Goldfinger - Goldfinger (Cover Artwork)
Staff Pick


Goldfinger (1996)


From what I remember, Goldfinger was looked down upon when they seemingly came out of nowhere in 1996, having released only an EP before being signed to Mojo/Universal, and blowing up on the radio with the single “Here in Your Bedroom.” I remember hearing shit-talking from older punk fans I knew about how they were bandwagon jumpers and posers, loading a record with every punk-related genre they could think of--pop punk, hardcore, ska, comedy songs--to try to rise to fame with whatever would stick.

But I didn’t care about any of that when I first heard the aforementioned single on the radio in 1996, at age 14. It was the last year that I listened to commercial radio with any regularity. I have distinct memory of being out on my paper delivery job, being driven around by my mom as I chucked papers out the open minivan door, listening to Chicago’s then-popular “alternative” station Q101, waiting for Green Day and Rancid songs to come on. I was already getting into the pop punk stylings of the few bands I knew, and when Rancid added ska to the mix in “And Out Come the Wolves” it started opening me up to that genre as well. As far as my young, inexperienced ears could tell, Goldfinger was as authentic as any of them, and “Here in Your Bedroom” was just as “punk” as any of that. The song was a perfect blend of clean ska and slick, catchy punk choruses, with tight-ass-hell drums, a big plus for me as a budding drummer. Darrin Pfeiffer is a solid, hard hitting player, and the pop of that tightly-tuned snare drum with frequent rimshot cracks helped shape my drumming style for my youthful years, and caused me to break so many sticks.

“Mind’s Eye” opens the album with feedback, followed by a hard and fast tom-filled beat and the distorted vocals of John Feldmann but quickly opens up into a smooth pop melody. Alternating between my beloved double-time beats and toe-tapping choruses, this song had me hooked immediately. “Stay” was the perfect bouncy pop punk guitar rhythm to jump along to. “Only a Day” and “The City With Two Faces” tried out hardcore, and while it was definitely their weakest genre, at 15 I thought they were pretty badass songs. All the “fucks” in “City” didn’t retain their humor as I got older though, and come across as funny in a more embarrassing way today.

“King for a Day” slowed things down with a reggae groove to a fair amount of success. Also being a trombonist, I loved the horns and would soon after get into everything Dill and Moon Ska had to offer to hear more of them.
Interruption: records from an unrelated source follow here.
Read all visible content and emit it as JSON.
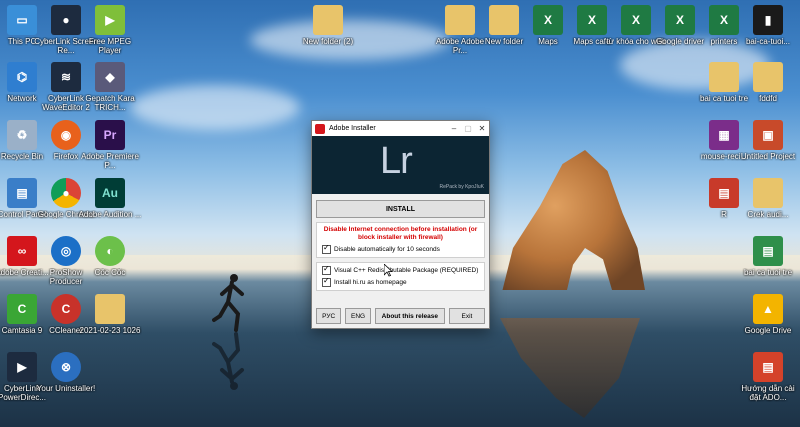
{
  "desktop_icons": [
    {
      "label": "This PC",
      "icon": "computer-icon",
      "color": "#3a8fd8"
    },
    {
      "label": "CyberLink Screen Re...",
      "icon": "screen-recorder-icon",
      "color": "#1d2b3f"
    },
    {
      "label": "Free MPEG Player",
      "icon": "media-player-icon",
      "color": "#7fbf3a"
    },
    {
      "label": "Network",
      "icon": "network-icon",
      "color": "#2f7ed0"
    },
    {
      "label": "CyberLink WaveEditor 2",
      "icon": "wave-editor-icon",
      "color": "#1d2b3f"
    },
    {
      "label": "Gepatch Kara TRICH...",
      "icon": "gepatch-icon",
      "color": "#5a5a7a"
    },
    {
      "label": "Recycle Bin",
      "icon": "recycle-bin-icon",
      "color": "#9ab0c8"
    },
    {
      "label": "Firefox",
      "icon": "firefox-icon",
      "color": "#e8611c"
    },
    {
      "label": "Adobe Premiere P...",
      "icon": "premiere-icon",
      "color": "#2a0f4a"
    },
    {
      "label": "Control Panel",
      "icon": "control-panel-icon",
      "color": "#3a7ec8"
    },
    {
      "label": "Google Chrome",
      "icon": "chrome-icon",
      "color": "#db4437"
    },
    {
      "label": "Adobe Audition ...",
      "icon": "audition-icon",
      "color": "#003d36"
    },
    {
      "label": "Adobe Creati...",
      "icon": "creative-cloud-icon",
      "color": "#d4161c"
    },
    {
      "label": "ProShow Producer",
      "icon": "proshow-icon",
      "color": "#1b6fc7"
    },
    {
      "label": "Cốc Cốc",
      "icon": "coccoc-icon",
      "color": "#6cc04a"
    },
    {
      "label": "Camtasia 9",
      "icon": "camtasia-icon",
      "color": "#3aa635"
    },
    {
      "label": "CCleaner",
      "icon": "ccleaner-icon",
      "color": "#c8322a"
    },
    {
      "label": "2021-02-23 1026",
      "icon": "folder-icon",
      "color": "#e8c46a"
    },
    {
      "label": "CyberLink PowerDirec...",
      "icon": "powerdirector-icon",
      "color": "#1d2b3f"
    },
    {
      "label": "Your Uninstaller!",
      "icon": "uninstaller-icon",
      "color": "#2b6fc0"
    },
    {
      "label": "New folder (2)",
      "icon": "folder-icon",
      "color": "#e8c46a"
    },
    {
      "label": "Adobe Adobe Pr...",
      "icon": "folder-icon",
      "color": "#e8c46a"
    },
    {
      "label": "New folder",
      "icon": "folder-icon",
      "color": "#e8c46a"
    },
    {
      "label": "Maps",
      "icon": "excel-icon",
      "color": "#1f7a43"
    },
    {
      "label": "Maps cafe",
      "icon": "excel-icon",
      "color": "#1f7a43"
    },
    {
      "label": "từ khóa cho web",
      "icon": "excel-icon",
      "color": "#1f7a43"
    },
    {
      "label": "Google driver",
      "icon": "excel-icon",
      "color": "#1f7a43"
    },
    {
      "label": "printers",
      "icon": "excel-icon",
      "color": "#1f7a43"
    },
    {
      "label": "bai-ca-tuoi...",
      "icon": "file-icon",
      "color": "#1a1a1a"
    },
    {
      "label": "bai ca tuoi tre",
      "icon": "folder-icon",
      "color": "#e8c46a"
    },
    {
      "label": "fddfd",
      "icon": "folder-icon",
      "color": "#e8c46a"
    },
    {
      "label": "mouse-reci...",
      "icon": "winrar-icon",
      "color": "#7b2d8a"
    },
    {
      "label": "Untitled Project",
      "icon": "project-icon",
      "color": "#c84a2a"
    },
    {
      "label": "R",
      "icon": "file-icon",
      "color": "#c83a2a"
    },
    {
      "label": "Crek audi...",
      "icon": "folder-icon",
      "color": "#e8c46a"
    },
    {
      "label": "bai ca tuoi tre",
      "icon": "document-icon",
      "color": "#2f8f4a"
    },
    {
      "label": "Google Drive",
      "icon": "google-drive-icon",
      "color": "#f3b400"
    },
    {
      "label": "Hướng dẫn cài đặt ADO...",
      "icon": "document-icon",
      "color": "#d4422a"
    }
  ],
  "installer": {
    "title": "Adobe Installer",
    "logo_text": "Lr",
    "repack_text": "RePack by KpoJIuK",
    "install_label": "INSTALL",
    "warning_text": "Disable Internet connection before installation (or block installer with firewall)",
    "check_disable_label": "Disable automatically for 10 seconds",
    "check_vcpp_label": "Visual C++ Redistributable Package (REQUIRED)",
    "check_hiru_label": "Install hi.ru as homepage",
    "rus_label": "РУС",
    "eng_label": "ENG",
    "about_label": "About this release",
    "exit_label": "Exit",
    "accent": "#d4161c",
    "banner_color": "#0c2533"
  }
}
Of course, the song breaks into distorted guitar and fast fills before its end, and I loved it. “Answers” goes for some minor key ska with more horns, but is not as successful and finds more aggro lyrics and tone in the chorus that I was not as much a fan of.

The album has hits throughout, and despite a few weaker tracks, Feldman was often a master of melody and the addictively catchy songs are placed perfectly as the album progresses: “Anxiety” at track 6, “Mable” at track 9 (love that drum intro and used to play it constantly), and “Miles Away” at 12. In the age of secret tracks and general silliness, the track prank call track “Phonecall” is still funny and “Fuck You and Your Cat” gives away the punchline in the title, but is a fine goofy ending to the album.

I could say that 1996 was the year I fully dove into punk. I was headed to Europe that summer for a school band trip and needed to fill my CD wallet with sweet tunes for my Discman on the flight over. My mom took me to Blockbuster Music (‘twas the 90s) where you could preview music. I wanted CDs from bands I’d heard OF but never actually heard: Bad Religion’s All Ages, NOFX’s Punk in Drublic, Sublime’s self-titled record. She wanted to preview Goldfinger at the listening station, and for good cause: it had a explicit lyrics sticker on it, and the artwork is concerning as well. She thought “Mable” and “My Girlfriend’s Shower Sucks” were hilarious, and it came home with me as well as the rest of my stack. Goldfinger’s debut is still is so listenable, and while they never had the street cred of their peers (or an album as good as this one), damn did they write some catchy songs on this album.